Each of the four webinars featured a nationally recognized expert in their field.
Designing Purposeful and Engaging Arcs of Writing Instruction in an Era of Remote Learning
Dr. Troy Hicks, Professor of English and Education at Central Michigan University
Hicks engaged participants in discussing a series of specific guidelines to help teachers and students with digital writing. Topics included writing for multiple purposes and audiences, combining written words with multimedia, selecting topics that relate to material the students are learning, providing scaffolding and differentiated instruction where needed, using 21st century learning tools to assess student writing, and giving students multiple opportunities for low-stakes, ungraded writing. The webinar video, slides, and a follow-up blog are available here.
Narrative Writing, Now More Than Ever
Kelly Gallagher, Author, Teacher, Literacy Education Consultant
Gallagher emphasized the importance of giving attention to student choice, student agency, and student voice. He recommended including assignments that allow students to write their memories and record their thoughts, feelings, and concerns in a journal. He included examples of writing assignments where students could build from large general topics to increasingly focused themes, use a story board to learn how components of a story could be reordered, then rewrite one of their stories by reordering the time frames. Resources from the webinar are available here.
Writing Poetry to Read Poetry in Online Spaces
Carol Jago, English Teacher, Author, Past-President of the National Council of Teachers of English

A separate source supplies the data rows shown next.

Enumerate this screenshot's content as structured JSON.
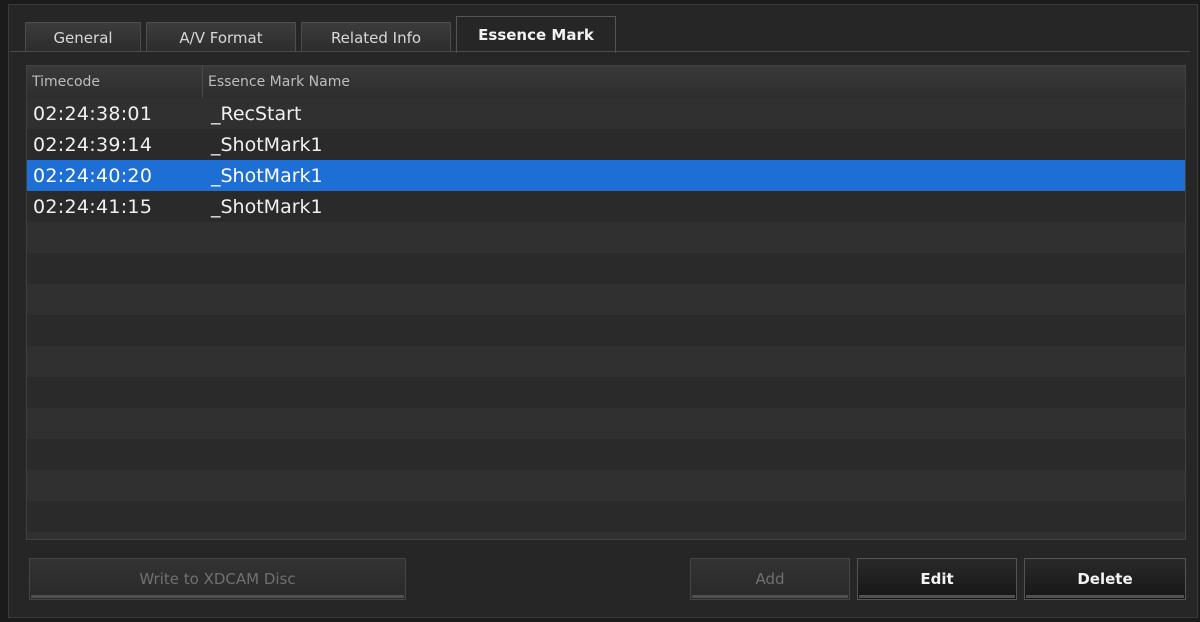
{
  "tabs": [
    {
      "label": "General",
      "active": false
    },
    {
      "label": "A/V Format",
      "active": false
    },
    {
      "label": "Related Info",
      "active": false
    },
    {
      "label": "Essence Mark",
      "active": true
    }
  ],
  "table": {
    "headers": {
      "timecode": "Timecode",
      "name": "Essence Mark Name"
    },
    "rows": [
      {
        "timecode": "02:24:38:01",
        "name": "_RecStart"
      },
      {
        "timecode": "02:24:39:14",
        "name": "_ShotMark1"
      },
      {
        "timecode": "02:24:40:20",
        "name": "_ShotMark1"
      },
      {
        "timecode": "02:24:41:15",
        "name": "_ShotMark1"
      }
    ],
    "selected_row_index": 2
  },
  "buttons": {
    "write_disc": "Write to XDCAM Disc",
    "add": "Add",
    "edit": "Edit",
    "delete": "Delete"
  },
  "colors": {
    "selection": "#1d6fd6",
    "background": "#262626"
  }
}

Jago demonstrated techniques and provided lesson examples designed to engage students in reading, responding to, and analyzing poetry in online spaces. Teachers were encouraged to use children’s lived experiences during the current COVID-19 pandemic as inspiration for poetry writing assignments – “What did you do previously? What do you do now?” Jago provided poetry examples for each of her recommendations and emphasized the importance of students understanding the poet’s craft in order to develop intellectual stamina and fluency. Handouts, slides, video from the webinar, and poems subsequently submitted by webinar participants are available here.
Designing Academic Writing Assignments for All Students, All Environments, All Classrooms
Jim Burke, English teacher, Author
Burke presented his model of design thinking for inclusive teaching of academic writing. Online or in-person, Burke recommended: develop an understanding of your students, observe where problems exist, generate ideas, build an assignment, test the assignment with feedback from students, and implement. He emphasized the importance of orienting students to the materials and methods they will be using. He reviewed numerous apps but cautioned against introducing new apps that require too much assistance. The webinar video, slides, and sample assignments are available here.
This fall, the WRITE Center is offering three presentations in its fall Webinar Learning Series, A Time for Action: Centering Equity through Responsive Transformative, Healing Literacy Instruction.
9/14/2020 3:30-5:00 p.m. PST
About More Than Words: Culturally Responsive-Sustaining Remote Writing Instruction
David Kirkland, Distinguished Professor of English and Urban Education, New York University
9/21/2020 3:30-5:00 p.m. PST
When Life Gives You Watermelons: Writing Communities, Race, and Transformative Justice
Maisha T. Twinn, Chancellor’s Leadership Professor, School of Education, UC Davis
9/28/2020 3:30-5:00 p.m. (PST)
Words as Balm: Civic Writing and Healing in Precarious Times
Antero Garcia, Assistant Professor, Graduate School of Education, Stanford University
Additional information and registration are available here.
The WRITE Center is a national research center located at the University of California, Irvine dedicated to conducting research and sharing evidence-based practices for teaching writing in secondary classrooms. Directed by Professor Emerita Carol Booth Olson, the Center is supported by a grant from the Institute of Education Sciences, U.S. Department of Education.